You also choose exactly how difficult you want the experience, ranging from casual–effectively boarding the Fun Train and all but guaranteeing a mildly successful season–all the way up to pro, which fundamentally alters the weekend structure, race settings and disables all vehicle assists. On this difficulty, only the best drivers will avoid seeing their team go the way of Forti Ford, Manor Racing and Spyker.
Before you start tinkering with your set-up, you’re coached in the art of diplomacy and dropped into the first of many interviews. Codemasters has clearly employed a decent copywriter or two here; it’s well-written, believable and doesn’t feel unnecessary, especially given how your answers influence rivalries, team developments and much more.
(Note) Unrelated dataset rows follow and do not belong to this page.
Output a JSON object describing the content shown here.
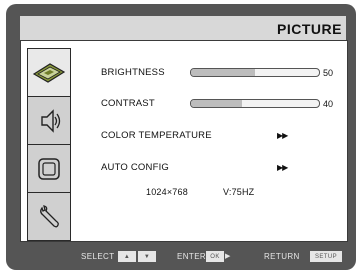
{
  "menu": {
    "title": "PICTURE"
  },
  "sidebar": {
    "items": [
      {
        "icon": "picture-icon"
      },
      {
        "icon": "audio-icon"
      },
      {
        "icon": "screen-icon"
      },
      {
        "icon": "setup-wrench-icon"
      }
    ]
  },
  "settings": {
    "brightness": {
      "label": "BRIGHTNESS",
      "value": "50",
      "level": 0.5
    },
    "contrast": {
      "label": "CONTRAST",
      "value": "40",
      "level": 0.4
    },
    "color_temperature": {
      "label": "COLOR TEMPERATURE",
      "arrows": "▶▶"
    },
    "auto_config": {
      "label": "AUTO CONFIG",
      "arrows": "▶▶"
    }
  },
  "status": {
    "resolution": "1024×768",
    "refresh": "V:75HZ"
  },
  "footer": {
    "select_label": "SELECT",
    "up_key": "▲",
    "down_key": "▼",
    "enter_label": "ENTER",
    "ok_key": "OK",
    "enter_arrow": "▶",
    "return_label": "RETURN",
    "setup_key": "SETUP"
  },
  "colors": {
    "frame": "#555555",
    "panel": "#ffffff",
    "sidebar": "#d0d0d0",
    "slider_fill": "#bdbdbd"
  }
}
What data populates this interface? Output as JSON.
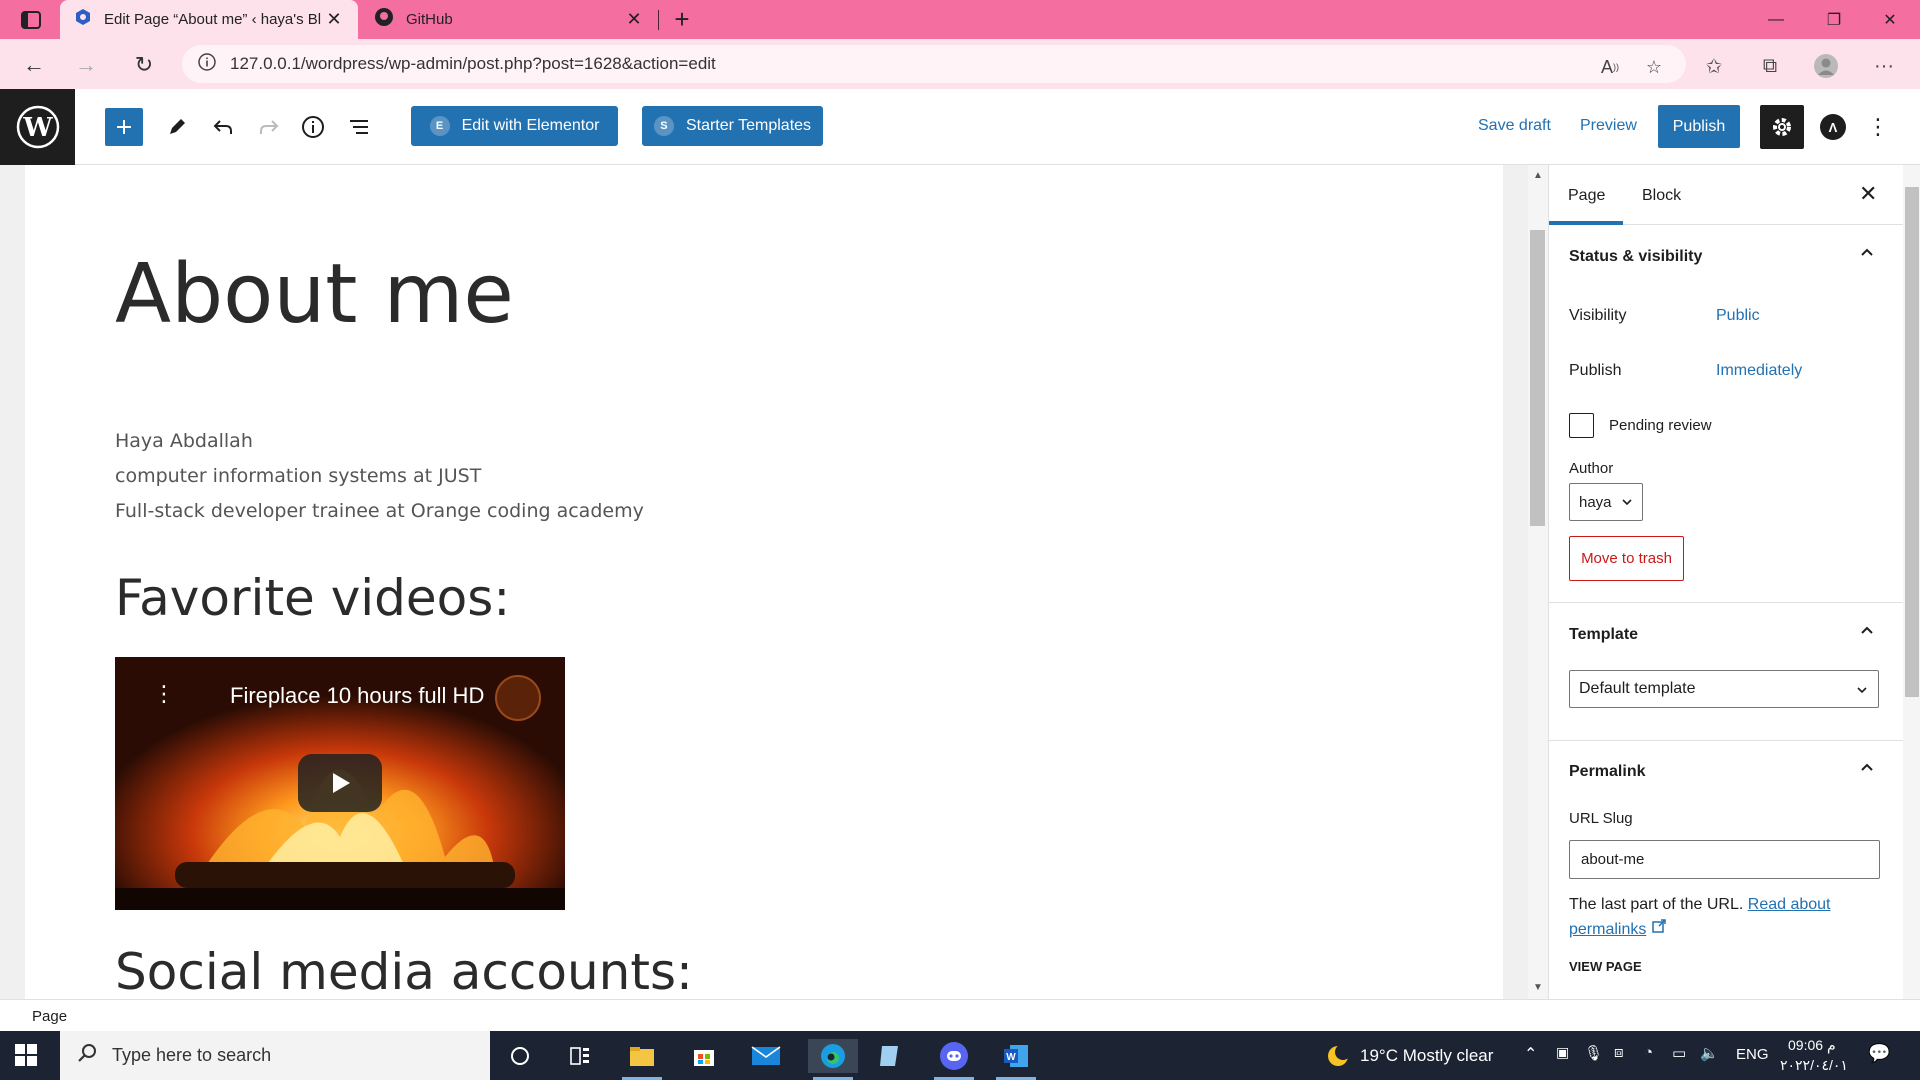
{
  "browser": {
    "tabs": [
      {
        "title": "Edit Page “About me” ‹ haya's Bl",
        "active": true
      },
      {
        "title": "GitHub",
        "active": false
      }
    ],
    "url": "127.0.0.1/wordpress/wp-admin/post.php?post=1628&action=edit"
  },
  "toolbar": {
    "elementor_label": "Edit with Elementor",
    "starter_label": "Starter Templates",
    "save_draft_label": "Save draft",
    "preview_label": "Preview",
    "publish_label": "Publish"
  },
  "content": {
    "title": "About me",
    "paragraphs": [
      "Haya Abdallah",
      "computer information systems at JUST",
      "Full-stack developer trainee at Orange coding academy"
    ],
    "heading_videos": "Favorite videos:",
    "video_title": "Fireplace 10 hours full HD",
    "heading_social": "Social media accounts:"
  },
  "sidebar": {
    "tabs": [
      "Page",
      "Block"
    ],
    "status_panel": {
      "title": "Status & visibility",
      "visibility_label": "Visibility",
      "visibility_value": "Public",
      "publish_label": "Publish",
      "publish_value": "Immediately",
      "pending_label": "Pending review",
      "author_label": "Author",
      "author_value": "haya",
      "trash_label": "Move to trash"
    },
    "template_panel": {
      "title": "Template",
      "value": "Default template"
    },
    "permalink_panel": {
      "title": "Permalink",
      "slug_label": "URL Slug",
      "slug_value": "about-me",
      "help_prefix": "The last part of the URL.",
      "help_link": "Read about permalinks",
      "view_page": "VIEW PAGE"
    }
  },
  "footer": {
    "breadcrumb": "Page"
  },
  "taskbar": {
    "search_placeholder": "Type here to search",
    "weather": "19°C  Mostly clear",
    "language": "ENG",
    "time": "09:06 م",
    "date": "٢٠٢٢/٠٤/٠١"
  },
  "colors": {
    "browser_tabbar": "#f56ea0",
    "browser_addrbar": "#fde2ec",
    "wp_blue": "#2271b1",
    "wp_dark": "#1e1e1e",
    "trash_red": "#cc1818"
  }
}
Your team starts towards the bottom of the field, but before you know it–and by leveraging all the time you can during practices, qualifying and the races themselves–you become a contender. You may not be a winner, but My Team makes you feel like a champion in waiting, or at least competitive.
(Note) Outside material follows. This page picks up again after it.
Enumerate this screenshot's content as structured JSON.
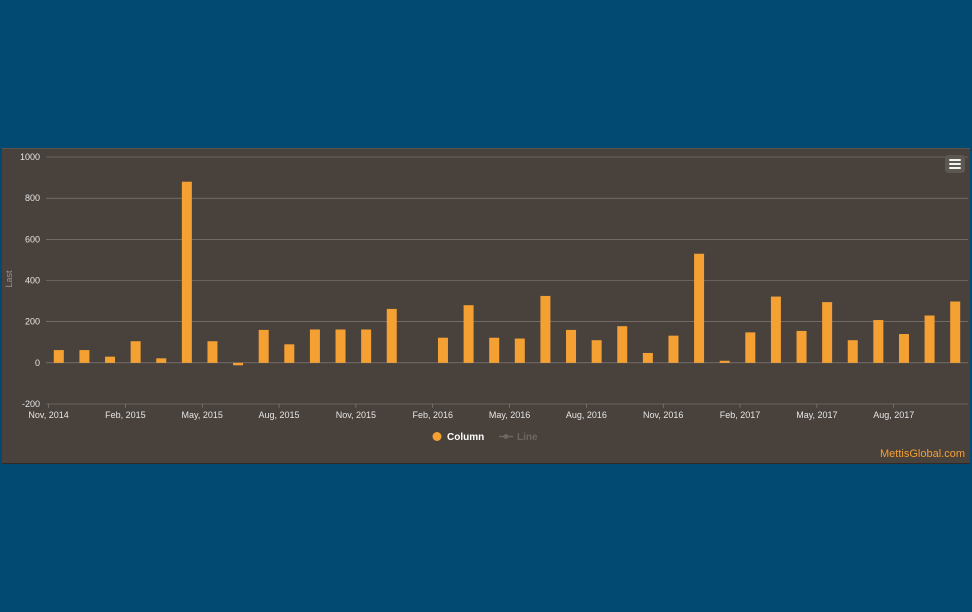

Best of the rest
The true success of F1 2020 is that there’s no single, serious complaint. Certain things can be annoying, sure: some modes offer too many tutorials, while others don’t offer any; the on-track strategy changes and steering wheel tweaks are great for the most serious drivers, but feel like a complicated distraction if you’re casually racing; the character models look a little puppet-like and soulless.
But between its 26 tracks (22 calendar tracks plus four variants of Japan, Bahrain, U.K. and U.S.), an incredible career mode, its pick-up-and-playability, and excellent wheel support both on and off the track, you get a huge bang for your buck. The direction Codemasters promises for its online multiplayer and challenge modes will only keep content fresh, too.
While the real-life 2020 Formula 1 season may be short and sweet, this will keep even passive fans of the sport entertained through to 2021–and beyond.
F1 2020 is available on PC, PlayStation 4, Xbox One and Stadia from July 7 for Deluxe Schumacher Edition pre-orders; the standard version follows on July 10.
Disclaimer: I was provided with a copy of F1 2020 in exchange for a fair and honest review.